Bitcoin: Between Government and Competition
During communist times in some Western countries and in China’s communist regime today, atheist governments supported churches financially. This initially seems contradictory. That is only because we have a skewed understanding of what help is.
Aid from government tends to be damaging in the long run. What government funds, government can control. In those countries, the different churches became beholden to their atheist government.
Bitcoin should not fall into that trap and so far only entities close to the government like banks have gotten involved in various blockchain ventures but have largely kept bitcoin untouched.
In the church analogy, an entity that takes its orders from something bigger than the state, and making that church suddenly beg to the state for money, knocked the church down a notch. It confused spiritual doctrine by making the church officials bow to the state.
The fact that government hasn’t supported bitcoin with subsidies is good news as long-term government aid causes dependency. The churches in communist countries that could formerly thrive when run by voluntary contributions from their members could later survive by getting financial help from the government. Parishioners slowly began to realize that their monetary contributions were not so important.
After all, the state was paying the pastor’s salary and for the upkeep of the building. When you privately financially support an activity, you feel more connected to it. You take it a bit more seriously.
But government paying for a church has the net effect of weakening that church. It may feel like a favor initially, but government support is the exact opposite.
The last thing any advocate of an organization should want should be help from the government. No matter how the aid is packaged, help from the government should always be denied.
And so far the governments of the world have chosen to regulate bitcoin rather than help it along, some creating more favorable and free regulatory environments and some creating more stringent ones.
Government assistance also comes with unintended consequences. No matter how much anyone in government intends to do good, the very mechanism of how government functions will often cause the opposite to happen.
Government is incapable of touching the decentralized bitcoin at its core but it has managed to obstruct progress by squashing competition with the New York Bitlicense for example and limited growth as a payment network through punitive tax laws.
However, aside from regulation, things will get worse if the bitcoin community voluntarily accepts help from the government. Any governmental involvement will slow innovation, reduce the contact between consumer and entrepreneur, reduce competition, and depending on how close government gets in its attempt to help bitcoin—may create more significant problems that would not be immediately apparent.
Government is generally incapable, at this stage, of harming the long-term success of the bitcoin protocol and the many functions built on top of it, especially since there is also competition among global governments to provide a more beneficial regulatory framework.
If one wants to look at it from the perspective of government or bitcoin being in the lead, then it appears the bitcoin community has the upper hand. By the very nature of bitcoin, government is currently at arm’s length, which is exactly where government should be kept.

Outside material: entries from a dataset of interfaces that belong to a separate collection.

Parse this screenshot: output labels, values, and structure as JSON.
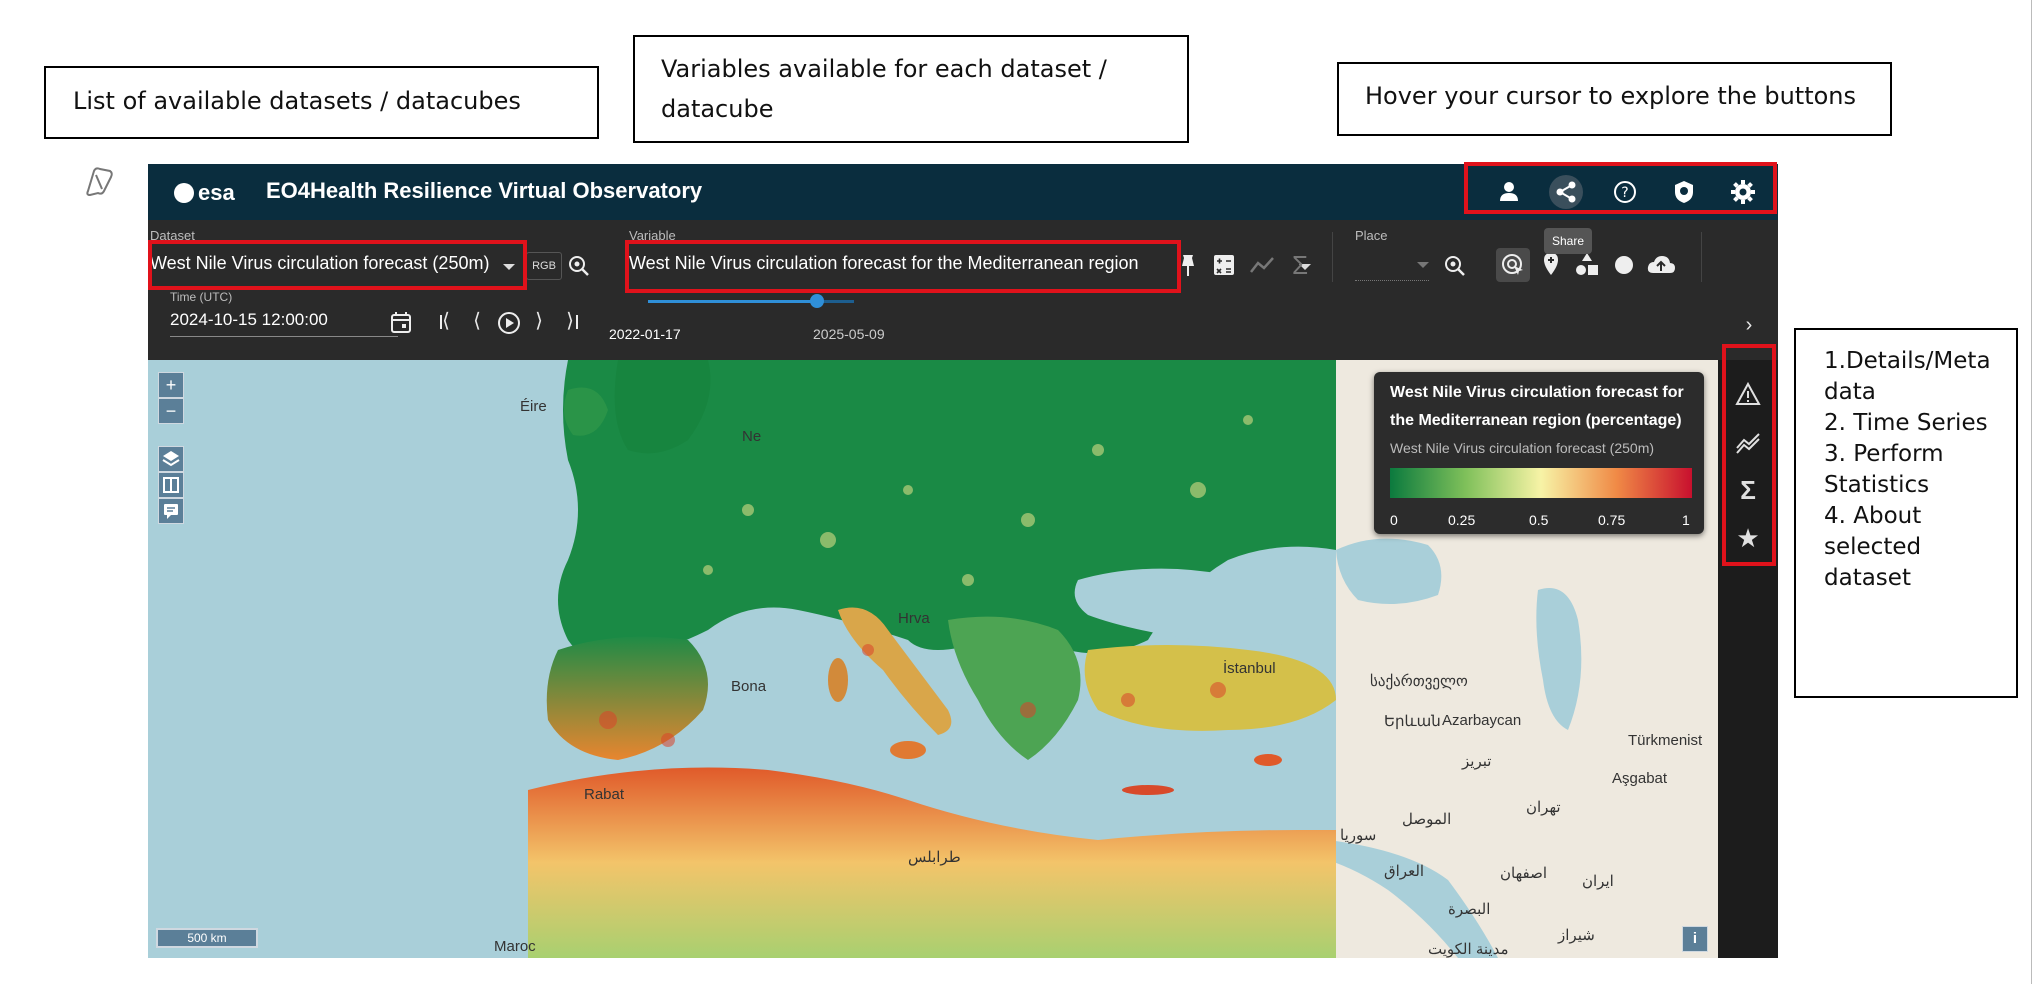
{
  "callouts": {
    "datasets": "List of available datasets / datacubes",
    "variables_line1": "Variables available for each dataset /",
    "variables_line2": "datacube",
    "hover": "Hover your cursor to explore the buttons",
    "side": [
      "1.Details/Meta",
      "data",
      "2. Time Series",
      "3. Perform",
      "Statistics",
      "4. About",
      "selected",
      "dataset"
    ]
  },
  "header": {
    "logo_text": "esa",
    "title": "EO4Health Resilience Virtual Observatory",
    "icons": [
      "person-icon",
      "share-icon",
      "help-icon",
      "shield-icon",
      "gear-icon"
    ],
    "tooltip": "Share"
  },
  "toolbar": {
    "dataset_label": "Dataset",
    "dataset_value": "West Nile Virus circulation forecast (250m)",
    "rgb_label": "RGB",
    "variable_label": "Variable",
    "variable_value": "West Nile Virus circulation forecast for the Mediterranean region",
    "place_label": "Place",
    "time_label": "Time (UTC)",
    "time_value": "2024-10-15 12:00:00",
    "slider_start": "2022-01-17",
    "slider_end": "2025-05-09",
    "slider_position": 0.82
  },
  "legend": {
    "title_line1": "West Nile Virus circulation forecast for",
    "title_line2": "the Mediterranean region (percentage)",
    "subtitle": "West Nile Virus circulation forecast (250m)",
    "ticks": [
      "0",
      "0.25",
      "0.5",
      "0.75",
      "1"
    ],
    "colors": [
      "#0b7a3e",
      "#7fc05a",
      "#f7f3a6",
      "#f08a46",
      "#c8102e"
    ]
  },
  "map": {
    "zoom_in": "+",
    "zoom_out": "−",
    "scale": "500 km",
    "info": "i",
    "place_labels": [
      "Éire",
      "Ne",
      "Hrva",
      "Bona",
      "Rabat",
      "طرابلس",
      "İstanbul",
      "საქართველო",
      "Երևան",
      "Azarbaycan",
      "Türkmenist",
      "Aşgabat",
      "الموصل",
      "تهران",
      "العراق",
      "اصفهان",
      "ایران",
      "البصرة",
      "شیراز",
      "مدينة الكويت",
      "تبریز",
      "سوريا",
      "Maroc"
    ]
  },
  "accent_colors": {
    "red_box": "#e0121b",
    "header_bg": "#0a2d3e",
    "slider": "#2f8fd8"
  }
}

Competition Is Good, Even for Banks
Competition is great for consumers and for innovation. Many entrepreneurs consider it to be a great thing because it pushes them to achieve their best—creating a far better version of their product than they would have any other way.
So when established companies and banks are competing in the blockchain space it should be considered good news. These projects are usually lacking in innovation. So far, we haven’t seen anything remotely commercially viable, but I’m excited to see consumers have an opportunity to flock to or avoid such products.
Experience shows, however, that many large, established companies are poor at innovating.
They are used to a non-competitive markets created by government regulation with high barriers to entry.
Many companies have business models that show greater comfort for pushing investment toward lobbying rather than research and development. It’s laughable to imagine any technology from a company like that competing with bitcoin, let alone supplanting it.
Bitcoin offers something that a centralized entity cannot currently match. It is the door to the future of never having to rely on centralized trust. However, many industries produce products that are well-marketed, popular, and seen as total garbage by the industry insiders.
But I look forward to seeing the market decide what the financial future will look like and what role bitcoin and other cryptographic protocols play in that future.
Allan Stevo is a libertarian thinker and author of “The Bitcoin Manifesto.”
Views expressed in this article are the opinions of the author and do not necessarily reflect the views of The Epoch Times.